A growing number of marketers are taking back control of their digital marketing campaigns as more cases of fraudulent and waste in programmatic spending emerge across the world.
Mr Jay Shah, CEO of artificial intelligence group OpenDNA, said marketers were taking back control of critically important processes like customer targeting, as many digital and programmatic advertising, where online ads are bought using automated systems, were becoming less transparent and open to fraud.
He said, “Global marketers like Unilever, Nestle, The Financial Times and Procter & Gamble have all recently spoken out about the need to address issues within the digital marketing sphere, which range from fraud, automated bots reading ads and a general lack of accountability and ability to measure and audit where their ad spends are going”.
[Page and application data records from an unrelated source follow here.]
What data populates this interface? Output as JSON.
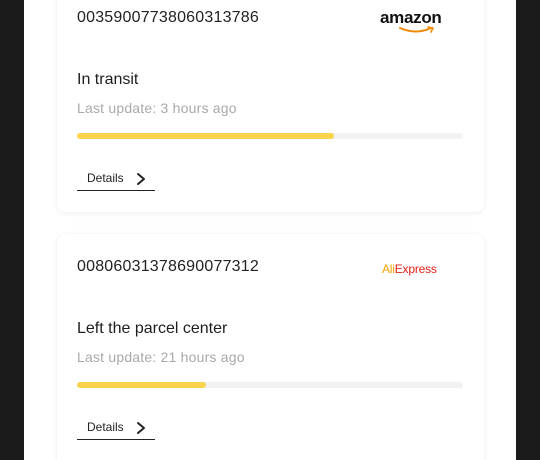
{
  "shipments": [
    {
      "tracking_number": "00359007738060313786",
      "carrier_logo": "amazon",
      "status": "In transit",
      "last_update": "Last update: 3 hours ago",
      "progress_fraction": 0.665,
      "details_label": "Details"
    },
    {
      "tracking_number": "00806031378690077312",
      "carrier_logo": "AliExpress",
      "status": "Left the parcel center",
      "last_update": "Last update: 21 hours ago",
      "progress_fraction": 0.335,
      "details_label": "Details"
    }
  ],
  "colors": {
    "progress_fill": "#f7d44c",
    "progress_track": "#f2f2f2",
    "muted_text": "#a9a9a9",
    "aliexpress_red": "#e2231a",
    "amazon_smile": "#f08804"
  },
  "icons": {
    "details_chevron": "chevron-right-icon"
  }
}
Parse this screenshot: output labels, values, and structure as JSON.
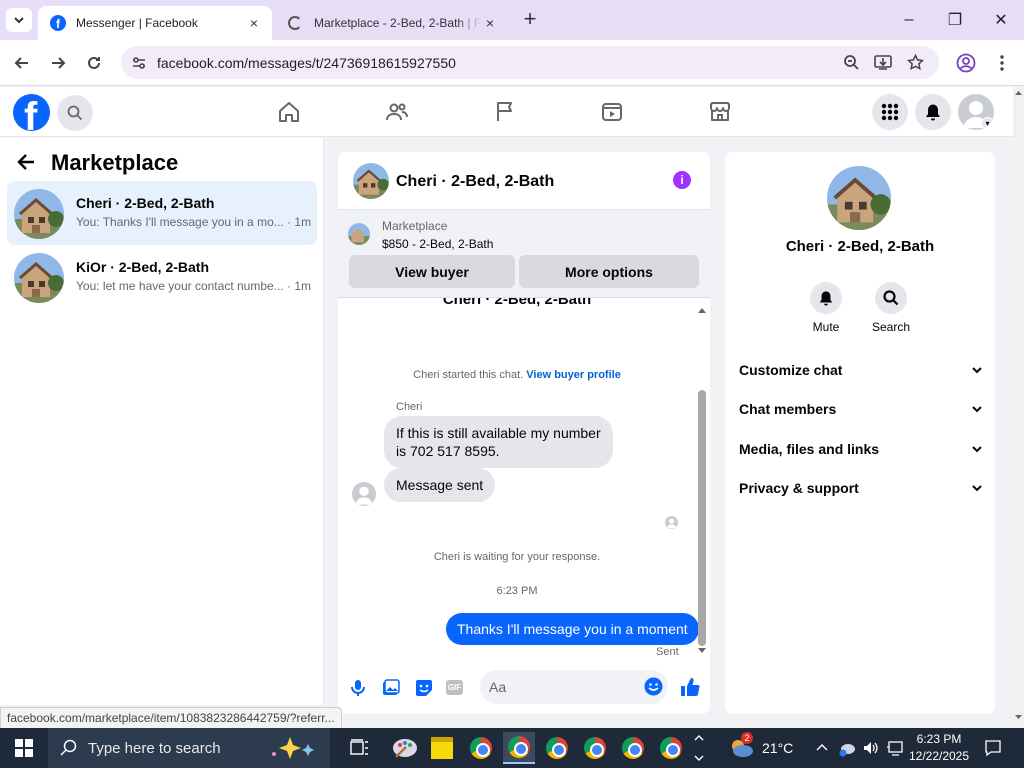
{
  "browser": {
    "tabs": [
      {
        "title": "Messenger | Facebook",
        "close": "×"
      },
      {
        "title": "Marketplace - 2-Bed, 2-Bath | F",
        "close": "×"
      }
    ],
    "new_tab": "+",
    "window_controls": {
      "minimize": "–",
      "restore": "❐",
      "close": "✕"
    },
    "url": "facebook.com/messages/t/24736918615927550",
    "status_url": "facebook.com/marketplace/item/1083823286442759/?referr..."
  },
  "left_panel": {
    "title": "Marketplace",
    "conversations": [
      {
        "name": "Cheri · 2-Bed, 2-Bath",
        "preview": "You: Thanks I'll message you in a mo...",
        "time": "· 1m"
      },
      {
        "name": "KiOr · 2-Bed, 2-Bath",
        "preview": "You: let me have your contact numbe...",
        "time": "· 1m"
      }
    ]
  },
  "chat": {
    "title": "Cheri · 2-Bed, 2-Bath",
    "listing": {
      "label": "Marketplace",
      "detail": "$850 - 2-Bed, 2-Bath"
    },
    "view_buyer": "View buyer",
    "more_options": "More options",
    "scrolled_title": "Cheri · 2-Bed, 2-Bath",
    "started_text": "Cheri started this chat.",
    "view_buyer_profile": "View buyer profile",
    "sender_name": "Cheri",
    "msg1": "If this is still available my number is 702 517 8595.",
    "msg2": "Message sent",
    "waiting": "Cheri is waiting for your response.",
    "time": "6:23 PM",
    "my_msg": "Thanks I'll message you in a moment",
    "sent": "Sent",
    "input_placeholder": "Aa"
  },
  "right_panel": {
    "name": "Cheri · 2-Bed, 2-Bath",
    "mute": "Mute",
    "search": "Search",
    "sections": [
      "Customize chat",
      "Chat members",
      "Media, files and links",
      "Privacy & support"
    ]
  },
  "taskbar": {
    "search_placeholder": "Type here to search",
    "weather": "21°C",
    "weather_badge": "2",
    "time": "6:23 PM",
    "date": "12/22/2025"
  },
  "colors": {
    "facebook_blue": "#0866ff",
    "messenger_purple": "#a033ff",
    "link_blue": "#0064d1"
  }
}
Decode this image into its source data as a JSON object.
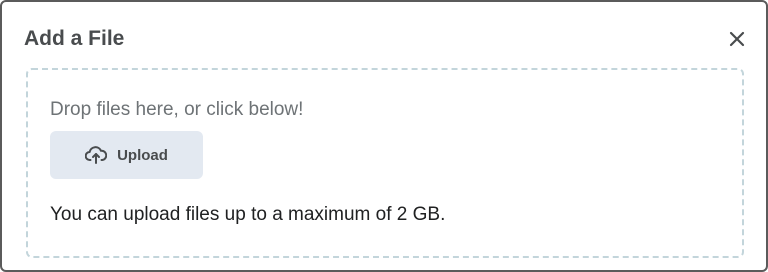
{
  "dialog": {
    "title": "Add a File",
    "close_icon": "close-icon"
  },
  "dropzone": {
    "prompt": "Drop files here, or click below!",
    "upload_label": "Upload",
    "upload_icon": "cloud-upload-icon",
    "limit_text": "You can upload files up to a maximum of 2 GB."
  }
}
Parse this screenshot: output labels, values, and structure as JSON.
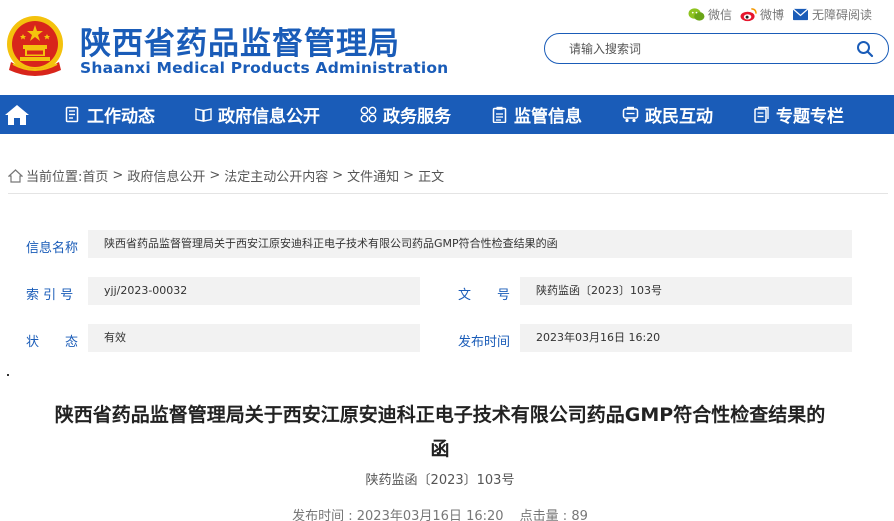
{
  "header": {
    "brand_cn": "陕西省药品监督管理局",
    "brand_en": "Shaanxi Medical Products Administration",
    "tools": [
      {
        "label": "微信",
        "icon": "wechat-icon"
      },
      {
        "label": "微博",
        "icon": "weibo-icon"
      },
      {
        "label": "无障碍阅读",
        "icon": "accessibility-icon"
      }
    ],
    "search_placeholder": "请输入搜索词"
  },
  "nav": {
    "items": [
      {
        "label": "工作动态",
        "icon": "document-list-icon"
      },
      {
        "label": "政府信息公开",
        "icon": "open-book-icon"
      },
      {
        "label": "政务服务",
        "icon": "grid-circles-icon"
      },
      {
        "label": "监管信息",
        "icon": "clipboard-icon"
      },
      {
        "label": "政民互动",
        "icon": "chat-network-icon"
      },
      {
        "label": "专题专栏",
        "icon": "notes-icon"
      }
    ]
  },
  "breadcrumb": {
    "prefix": "当前位置:",
    "items": [
      "首页",
      "政府信息公开",
      "法定主动公开内容",
      "文件通知",
      "正文"
    ],
    "separator": ">"
  },
  "info": {
    "name_label": "信息名称",
    "name_value": "陕西省药品监督管理局关于西安江原安迪科正电子技术有限公司药品GMP符合性检查结果的函",
    "index_label": "索 引 号",
    "index_value": "yjj/2023-00032",
    "docno_label": "文　　号",
    "docno_value": "陕药监函〔2023〕103号",
    "status_label": "状　　态",
    "status_value": "有效",
    "date_label": "发布时间",
    "date_value": "2023年03月16日 16:20"
  },
  "article": {
    "title_line1": "陕西省药品监督管理局关于西安江原安迪科正电子技术有限公司药品GMP符合性检查结果的",
    "title_line2": "函",
    "docno": "陕药监函〔2023〕103号",
    "publish_label": "发布时间 : ",
    "publish_value": "2023年03月16日 16:20",
    "clicks_label": "点击量 : ",
    "clicks_value": "89"
  },
  "colors": {
    "brand_blue": "#1a5cb8",
    "field_bg": "#f2f2f2",
    "emblem_red": "#d8251b",
    "emblem_gold": "#f4c20d"
  }
}
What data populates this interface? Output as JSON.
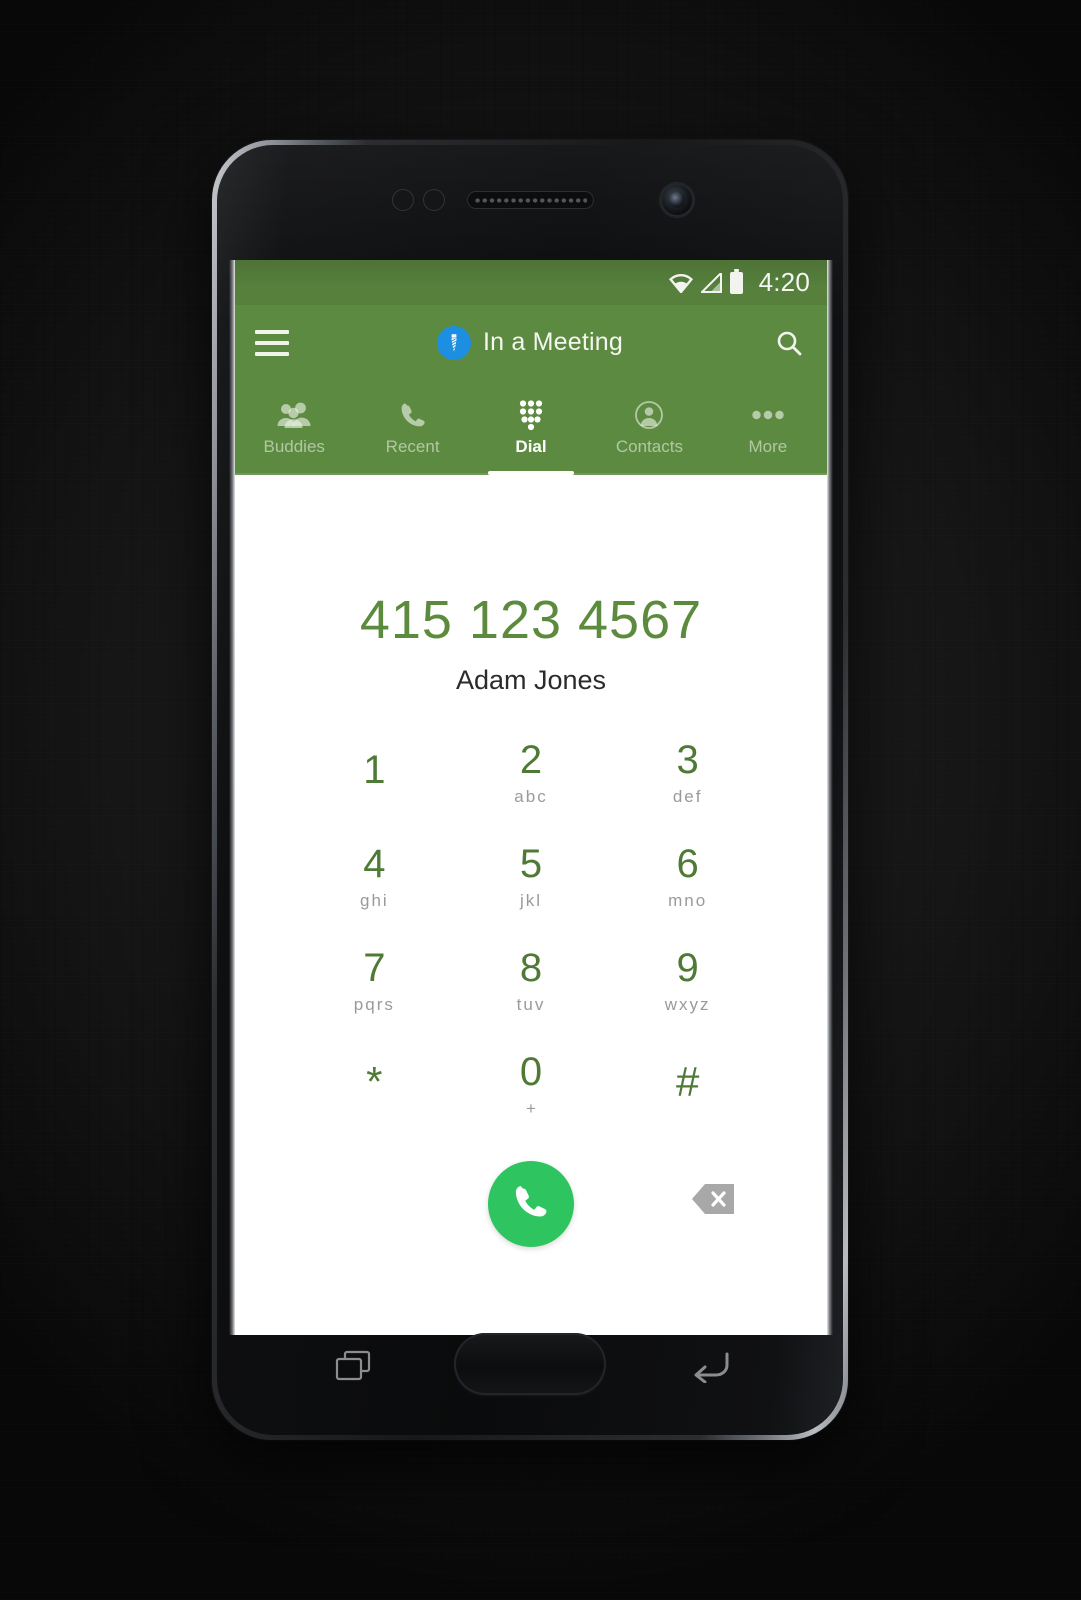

He cited a recent investigation by the Financial Times, which uncovered 300 fraudulent sellers claiming to offer digital ads on the FT’s website across 15 programmatic exchanges, with the equivalent of one month’s inventory of genuine ads in the FT site appearing for sale every day on the fraudulent programmatic ad exchanges.
Shah said, “The original promise of digital marketing was brands would be able to communicate directly with real people at scale through programmatic advertising. But the reality is most marketers only reach some of the people they want to reach some of the time.
“Marketers see the need to communicate with customers as individuals, not the broad categories offered by programmatic exchanges, Google and Facebook, which we are seeing are often way off the mark,” he added.
With spending on digital surpassing TV, many marketers are looking to new sophisticated artificial intelligence technologies like OpenDNA to ensure their increased spend can be audited and verified.
OpenDNA clients seeking greater accuracy with their customer communications include, Endeavour Drinks Group, luxury publisher The Robb Report, global news service and publisher The Epoch Times, as well as a global business data and advertising technology companies Looker.